[By popular demand, we have created a French version of the Fair Use/Fair Dealing Handbook] Plus de 40 pays, qui comptent plus du tiers de la population mondiale, ont inscrit des dispositions d’usage loyal ou d’utilisation équitable dans leur législation sur le droit d’auteur. Ils sont dans toutes les régions du monde et à tous les niveaux de développement. La vaste diffusion de l’usage loyal et de l’utilisation équitable fait qu’il n’existe pas de fondement pour bloquer l’adoption encore plus généralisée de ces doctrines, avec les avantages que leur flexibilité représente pour les auteurs, les éditeurs, les consommateurs, les sociétés de technologie, les bibliothèques, les musées, les établissements d’enseignement et les gouvernements.
[Updated on April 3, 2013, to include Liberia.] More than 40 countries with over one-third of the world’s population have fair use or fair dealing provisions in their copyright laws. These countries are in all regions of the world and at all levels of development. The broad diffusion of fair use and fair dealing indicates that there is no basis for preventing the more widespread adoption of these doctrines, with the benefits their flexibility brings to authors, publishers, consumers, technology companies, libraries, museums, educational institutions, and governments.

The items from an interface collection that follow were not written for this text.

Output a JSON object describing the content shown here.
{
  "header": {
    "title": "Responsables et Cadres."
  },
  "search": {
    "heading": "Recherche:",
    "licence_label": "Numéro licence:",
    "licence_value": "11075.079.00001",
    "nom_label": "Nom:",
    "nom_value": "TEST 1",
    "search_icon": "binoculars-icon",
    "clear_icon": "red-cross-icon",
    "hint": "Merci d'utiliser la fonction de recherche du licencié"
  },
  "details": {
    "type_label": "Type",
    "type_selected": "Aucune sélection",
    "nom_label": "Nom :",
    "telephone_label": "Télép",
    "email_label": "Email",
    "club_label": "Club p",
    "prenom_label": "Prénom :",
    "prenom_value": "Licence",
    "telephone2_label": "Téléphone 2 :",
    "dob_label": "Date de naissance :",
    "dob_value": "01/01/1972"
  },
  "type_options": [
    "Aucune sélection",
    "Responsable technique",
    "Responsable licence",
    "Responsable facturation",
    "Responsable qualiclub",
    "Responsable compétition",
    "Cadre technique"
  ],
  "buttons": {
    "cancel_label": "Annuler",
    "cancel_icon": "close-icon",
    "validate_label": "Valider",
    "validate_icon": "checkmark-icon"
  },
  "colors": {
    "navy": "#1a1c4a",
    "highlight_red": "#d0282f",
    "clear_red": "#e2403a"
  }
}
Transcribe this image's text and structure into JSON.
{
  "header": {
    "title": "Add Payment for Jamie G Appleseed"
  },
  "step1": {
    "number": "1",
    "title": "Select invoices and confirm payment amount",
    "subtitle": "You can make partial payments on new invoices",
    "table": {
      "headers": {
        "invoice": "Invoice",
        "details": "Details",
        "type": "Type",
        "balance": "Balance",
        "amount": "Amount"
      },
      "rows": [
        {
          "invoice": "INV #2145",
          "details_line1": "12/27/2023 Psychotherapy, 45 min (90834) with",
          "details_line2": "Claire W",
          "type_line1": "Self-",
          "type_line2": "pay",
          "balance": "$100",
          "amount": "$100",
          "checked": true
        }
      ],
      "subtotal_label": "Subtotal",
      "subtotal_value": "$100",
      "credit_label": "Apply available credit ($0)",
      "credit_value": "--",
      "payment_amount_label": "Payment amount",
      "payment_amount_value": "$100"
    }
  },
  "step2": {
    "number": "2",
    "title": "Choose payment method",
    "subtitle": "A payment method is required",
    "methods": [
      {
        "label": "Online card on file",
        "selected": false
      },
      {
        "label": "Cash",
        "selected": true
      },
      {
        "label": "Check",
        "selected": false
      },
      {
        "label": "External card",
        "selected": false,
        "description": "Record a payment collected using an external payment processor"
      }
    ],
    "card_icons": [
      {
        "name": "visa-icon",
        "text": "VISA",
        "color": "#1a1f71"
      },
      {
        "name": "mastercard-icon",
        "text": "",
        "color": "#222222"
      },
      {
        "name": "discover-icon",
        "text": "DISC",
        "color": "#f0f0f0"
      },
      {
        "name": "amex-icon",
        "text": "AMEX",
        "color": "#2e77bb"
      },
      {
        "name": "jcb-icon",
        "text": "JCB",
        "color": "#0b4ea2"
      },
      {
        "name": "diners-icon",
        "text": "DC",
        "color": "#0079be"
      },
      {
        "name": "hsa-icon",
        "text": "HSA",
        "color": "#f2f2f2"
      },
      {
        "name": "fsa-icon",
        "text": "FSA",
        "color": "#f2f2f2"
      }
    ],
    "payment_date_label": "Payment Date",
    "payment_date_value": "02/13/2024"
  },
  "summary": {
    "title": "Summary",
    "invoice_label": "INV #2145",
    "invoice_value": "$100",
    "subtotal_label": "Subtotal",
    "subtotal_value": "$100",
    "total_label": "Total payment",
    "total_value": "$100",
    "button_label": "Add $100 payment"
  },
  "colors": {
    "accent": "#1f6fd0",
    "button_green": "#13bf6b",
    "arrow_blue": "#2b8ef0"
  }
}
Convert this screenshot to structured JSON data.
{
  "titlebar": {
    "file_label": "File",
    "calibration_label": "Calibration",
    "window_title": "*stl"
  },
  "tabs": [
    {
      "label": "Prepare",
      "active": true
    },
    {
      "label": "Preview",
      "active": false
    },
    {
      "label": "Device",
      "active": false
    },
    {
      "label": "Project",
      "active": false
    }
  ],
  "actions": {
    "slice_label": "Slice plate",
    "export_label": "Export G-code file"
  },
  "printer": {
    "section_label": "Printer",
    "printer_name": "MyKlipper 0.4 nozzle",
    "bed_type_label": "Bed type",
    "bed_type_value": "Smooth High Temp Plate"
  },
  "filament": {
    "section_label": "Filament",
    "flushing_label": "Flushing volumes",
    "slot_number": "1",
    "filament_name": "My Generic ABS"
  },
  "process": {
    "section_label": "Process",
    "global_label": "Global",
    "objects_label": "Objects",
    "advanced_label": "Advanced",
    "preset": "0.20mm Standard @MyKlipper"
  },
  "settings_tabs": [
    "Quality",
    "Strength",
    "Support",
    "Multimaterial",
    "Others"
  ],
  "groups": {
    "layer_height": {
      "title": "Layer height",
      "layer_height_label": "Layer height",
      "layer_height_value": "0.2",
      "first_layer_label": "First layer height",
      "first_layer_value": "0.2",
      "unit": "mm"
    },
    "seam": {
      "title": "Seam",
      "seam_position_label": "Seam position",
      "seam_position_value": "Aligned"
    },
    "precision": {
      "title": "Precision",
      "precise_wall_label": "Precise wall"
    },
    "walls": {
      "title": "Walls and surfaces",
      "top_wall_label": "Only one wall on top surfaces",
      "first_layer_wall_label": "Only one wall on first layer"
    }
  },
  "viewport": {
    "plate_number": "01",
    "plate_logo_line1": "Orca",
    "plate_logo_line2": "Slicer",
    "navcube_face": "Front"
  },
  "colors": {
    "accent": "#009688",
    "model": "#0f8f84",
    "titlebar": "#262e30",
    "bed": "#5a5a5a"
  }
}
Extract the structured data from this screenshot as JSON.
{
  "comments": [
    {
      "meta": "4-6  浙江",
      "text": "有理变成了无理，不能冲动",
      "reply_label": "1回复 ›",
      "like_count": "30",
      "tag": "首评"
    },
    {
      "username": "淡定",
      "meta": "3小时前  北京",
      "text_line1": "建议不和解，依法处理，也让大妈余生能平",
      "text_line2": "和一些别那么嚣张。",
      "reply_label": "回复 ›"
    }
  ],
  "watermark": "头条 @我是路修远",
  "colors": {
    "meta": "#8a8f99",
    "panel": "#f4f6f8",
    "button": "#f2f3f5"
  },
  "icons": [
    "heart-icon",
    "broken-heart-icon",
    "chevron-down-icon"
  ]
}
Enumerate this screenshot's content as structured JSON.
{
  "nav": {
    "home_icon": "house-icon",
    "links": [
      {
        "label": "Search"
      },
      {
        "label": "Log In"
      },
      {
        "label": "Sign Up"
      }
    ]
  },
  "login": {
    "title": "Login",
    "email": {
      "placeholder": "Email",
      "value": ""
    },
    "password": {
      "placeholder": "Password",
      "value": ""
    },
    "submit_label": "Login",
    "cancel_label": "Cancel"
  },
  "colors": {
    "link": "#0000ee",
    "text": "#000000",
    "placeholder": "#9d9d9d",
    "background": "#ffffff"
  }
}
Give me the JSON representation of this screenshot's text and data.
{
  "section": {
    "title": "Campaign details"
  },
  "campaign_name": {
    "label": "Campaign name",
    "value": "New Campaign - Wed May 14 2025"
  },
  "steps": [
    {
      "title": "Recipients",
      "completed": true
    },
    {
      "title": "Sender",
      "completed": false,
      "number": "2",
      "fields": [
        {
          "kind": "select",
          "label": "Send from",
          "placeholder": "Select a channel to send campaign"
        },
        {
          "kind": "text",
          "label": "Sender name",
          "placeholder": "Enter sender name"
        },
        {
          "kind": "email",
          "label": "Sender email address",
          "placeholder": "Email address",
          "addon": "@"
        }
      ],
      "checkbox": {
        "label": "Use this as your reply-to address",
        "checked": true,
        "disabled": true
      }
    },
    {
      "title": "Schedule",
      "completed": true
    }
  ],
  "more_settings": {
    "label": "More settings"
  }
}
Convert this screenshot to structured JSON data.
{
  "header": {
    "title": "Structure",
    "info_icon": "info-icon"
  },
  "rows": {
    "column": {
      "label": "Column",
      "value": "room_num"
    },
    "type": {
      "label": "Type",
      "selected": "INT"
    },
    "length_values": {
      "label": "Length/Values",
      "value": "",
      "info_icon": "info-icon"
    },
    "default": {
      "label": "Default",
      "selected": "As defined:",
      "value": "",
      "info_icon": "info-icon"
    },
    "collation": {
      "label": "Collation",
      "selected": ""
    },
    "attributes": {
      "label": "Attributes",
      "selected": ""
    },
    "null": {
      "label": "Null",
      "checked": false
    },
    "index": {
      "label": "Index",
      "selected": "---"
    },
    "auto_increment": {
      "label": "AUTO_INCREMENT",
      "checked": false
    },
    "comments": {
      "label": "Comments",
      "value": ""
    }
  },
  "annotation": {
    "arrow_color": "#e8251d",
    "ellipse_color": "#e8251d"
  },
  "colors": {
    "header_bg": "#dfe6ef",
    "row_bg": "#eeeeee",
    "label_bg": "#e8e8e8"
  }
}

Today I’m releasing a paper on foreign ownership of firms in IP intensive industries. Here is a summary of the paper:
For decades, U.S. domestic and foreign IP policy has been predicated on the assumption that U.S. firms dominated both domestic and foreign markets for IP products. In an effort to evaluate the standing of U.S. firms in IP intensive industries, this paper identifies the “nationality” of the leading firms in several important IP industries. The paper finds that for many industries, this assumption of U.S. dominance is no longer correct. This suggests that at times, IP policies adopted by Congress and the Executive Branch may benefit foreign corporations at the expense of U.S. consumers.
The controversy in the United States over the Stop Online Piracy Act (SOPA) has profound implications for the Trans Pacific Partnership (TPP) agreement. The SOPA debate underscores the importance of striking the proper balance in intellectual property laws to promote creativity and innovation. It demonstrates that over-protection can stifle free expression and the effective operation of the Internet as a medium of communication and commerce not only within a jurisdiction, but also extraterritorially. Additionally, the debate reveals the ability of the Internet community to mobilize quickly to defeat policies that it believes threaten its existence. TPP negotiators should understand the SOPA experience to avoid repeating its mistakes.